- _Exercise requirements_
Each line of the listing below that includes "icon" should be reported.

- _Given records_
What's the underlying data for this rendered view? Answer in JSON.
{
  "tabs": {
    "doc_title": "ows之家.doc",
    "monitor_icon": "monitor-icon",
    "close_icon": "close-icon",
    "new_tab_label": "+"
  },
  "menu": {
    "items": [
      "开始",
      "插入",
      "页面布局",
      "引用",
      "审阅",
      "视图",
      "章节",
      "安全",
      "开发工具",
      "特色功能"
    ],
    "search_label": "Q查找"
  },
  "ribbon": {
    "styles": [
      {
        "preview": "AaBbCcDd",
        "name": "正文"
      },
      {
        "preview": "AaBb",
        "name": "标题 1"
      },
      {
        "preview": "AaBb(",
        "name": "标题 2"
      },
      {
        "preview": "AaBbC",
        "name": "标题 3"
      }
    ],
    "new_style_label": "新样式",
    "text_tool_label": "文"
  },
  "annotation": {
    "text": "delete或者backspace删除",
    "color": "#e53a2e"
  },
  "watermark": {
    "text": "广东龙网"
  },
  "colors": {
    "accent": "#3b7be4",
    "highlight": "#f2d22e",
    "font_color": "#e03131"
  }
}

- _Expected output_
    "monitor_icon": "monitor-icon",
    "close_icon": "close-icon",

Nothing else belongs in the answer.